The writers have definitely taken the gloves off, and this new format allows them to arrange the pieces of the puzzle in whatever order they see fit. This helps to keep the audience guessing, because those external factors need to make up for a subsequent loss in the depth of character exploration. The flashbacks and flashforwards served to expound on the psychological and emotional resonance experienced by the characters over time. Now, the plot appears to be taking more control.
That's not necessarily a bad thing. The fourth season essentially served as a prelude to all the actions about to take place among the Oceanic Six. Now that the "future" status quo has been firmly established, the writers can use Ben's plan to return to the island as a launching point. That's exactly what happens in this episode.
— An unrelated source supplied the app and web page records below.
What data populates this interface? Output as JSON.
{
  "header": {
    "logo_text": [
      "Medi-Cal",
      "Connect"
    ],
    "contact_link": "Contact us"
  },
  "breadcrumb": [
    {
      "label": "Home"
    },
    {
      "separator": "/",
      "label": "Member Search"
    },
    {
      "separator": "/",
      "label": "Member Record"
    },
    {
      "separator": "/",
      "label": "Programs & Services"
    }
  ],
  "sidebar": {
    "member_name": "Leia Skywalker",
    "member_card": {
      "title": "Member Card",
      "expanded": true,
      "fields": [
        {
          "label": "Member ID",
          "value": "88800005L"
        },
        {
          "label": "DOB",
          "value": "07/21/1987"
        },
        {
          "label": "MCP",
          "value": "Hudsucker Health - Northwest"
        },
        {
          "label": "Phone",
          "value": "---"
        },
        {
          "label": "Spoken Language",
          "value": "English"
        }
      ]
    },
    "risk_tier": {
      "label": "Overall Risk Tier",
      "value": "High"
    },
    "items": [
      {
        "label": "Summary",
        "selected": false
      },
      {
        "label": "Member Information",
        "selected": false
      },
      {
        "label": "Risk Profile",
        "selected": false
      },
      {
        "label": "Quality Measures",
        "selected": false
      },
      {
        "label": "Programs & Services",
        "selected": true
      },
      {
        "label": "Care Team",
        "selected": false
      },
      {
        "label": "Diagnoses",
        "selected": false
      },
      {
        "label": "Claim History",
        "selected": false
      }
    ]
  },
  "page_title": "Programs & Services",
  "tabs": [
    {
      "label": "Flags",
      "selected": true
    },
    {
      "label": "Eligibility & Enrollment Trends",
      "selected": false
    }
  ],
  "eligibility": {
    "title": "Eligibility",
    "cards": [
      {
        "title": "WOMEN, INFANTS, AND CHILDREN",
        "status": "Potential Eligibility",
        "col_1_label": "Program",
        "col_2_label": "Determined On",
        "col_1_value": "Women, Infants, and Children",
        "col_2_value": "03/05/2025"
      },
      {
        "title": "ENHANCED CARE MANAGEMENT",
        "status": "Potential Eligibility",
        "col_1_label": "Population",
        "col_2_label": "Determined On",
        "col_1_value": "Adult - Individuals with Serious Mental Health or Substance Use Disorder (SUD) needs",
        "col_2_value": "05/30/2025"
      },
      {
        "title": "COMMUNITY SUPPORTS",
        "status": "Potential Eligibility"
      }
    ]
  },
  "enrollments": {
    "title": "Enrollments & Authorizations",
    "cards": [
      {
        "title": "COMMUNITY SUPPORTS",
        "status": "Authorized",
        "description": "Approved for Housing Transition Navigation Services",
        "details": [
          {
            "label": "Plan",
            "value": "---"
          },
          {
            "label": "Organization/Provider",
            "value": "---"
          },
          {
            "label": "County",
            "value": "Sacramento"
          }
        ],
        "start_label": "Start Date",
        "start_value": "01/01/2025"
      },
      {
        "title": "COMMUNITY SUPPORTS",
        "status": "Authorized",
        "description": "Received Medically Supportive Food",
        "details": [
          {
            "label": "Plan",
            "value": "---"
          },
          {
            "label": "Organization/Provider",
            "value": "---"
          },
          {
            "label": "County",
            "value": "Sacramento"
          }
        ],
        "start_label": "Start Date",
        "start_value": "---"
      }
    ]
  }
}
Unless the subtle signals are completely deceptive (and with Ben, that's certainly possible), it appears that Locke's death is not what it seems. Locke may, in fact, have to die for everything to work out in the end, but that might only apply as long as he's off the island. After all, the dead don't necessarily stay that way on the island, and if the island's influence can stretch into the rest of the world (as Michael's story last season suggested), then why couldn't Locke be resurrected like Mikhail?
The war against Widmore is also heating up, as Sayid's little encounter aptly demonstrates. Breaking out Hurley was rather public, and Hurley's usual luck isn't going to make things any easier. Ben is having a hard enough time trying to convince Jack to have faith in his plan without trying to handle this!
And that doesn't even begin to cover Kate and her latest issue. Who would challenge Kate on her relationship to Aaron, especially this late in the game? It seems more likely that this situation was designed to flush her out of her current comfortable life, thus making it an easier decision to return to the island. That points to Ben, and it certainly fits his usual methodology.
Meanwhile, back on the island, the story is actually pretty simple. Daniel, Sawyer, Juliet, and the rest of those left behind are trying to find shelter as they leap back and forth through time. The beginning of the episode seems to suggest that they will end up in the time of the original Dharma Initiative, perhaps right around 1987, when there was a catastrophic explosive event (referenced often in the second season).
For now, however, they're still jumping around in time, and since they are "unstuck", that's a problem. Daniel seems to be quite aware of that fact, especially since he already went through it once with Desmond ("The Constant"). Now he needs his own constant, and that means finding Desmond. That certainly explains why he's so focused on finding the Swan Station and as soon as possible. The question is: will finding his own "constant" do a damn thing for the rest of the group?
Locke's experience (parallel to the Daniel/Sawyer gang) provides more evidence for the "Locke will be resurrected" theory, and also supports the notion that Locke will be known to Richard during the Dharma era (which would explain why he was so willing to embrace Locke in the fourth season). It was good to see them touch on the plane crash site that was so important in the first season; it's quite likely that the open questions from those earlier seasons will be directly addressed as the characters jump through time.
This premiere is largely devoted to setting up the new storytelling status quo, and in that respect, itÃ¢â¬â¢s enormously successful. In fact, it's such a smooth transition and such a logical direction to take that it's easy to take it for granted. One cannot stress enough how this completely opens up the possibility of resolution for every open question on the table. That freedom, combined with a good number of remaining episodes for both the season and the series, is quite e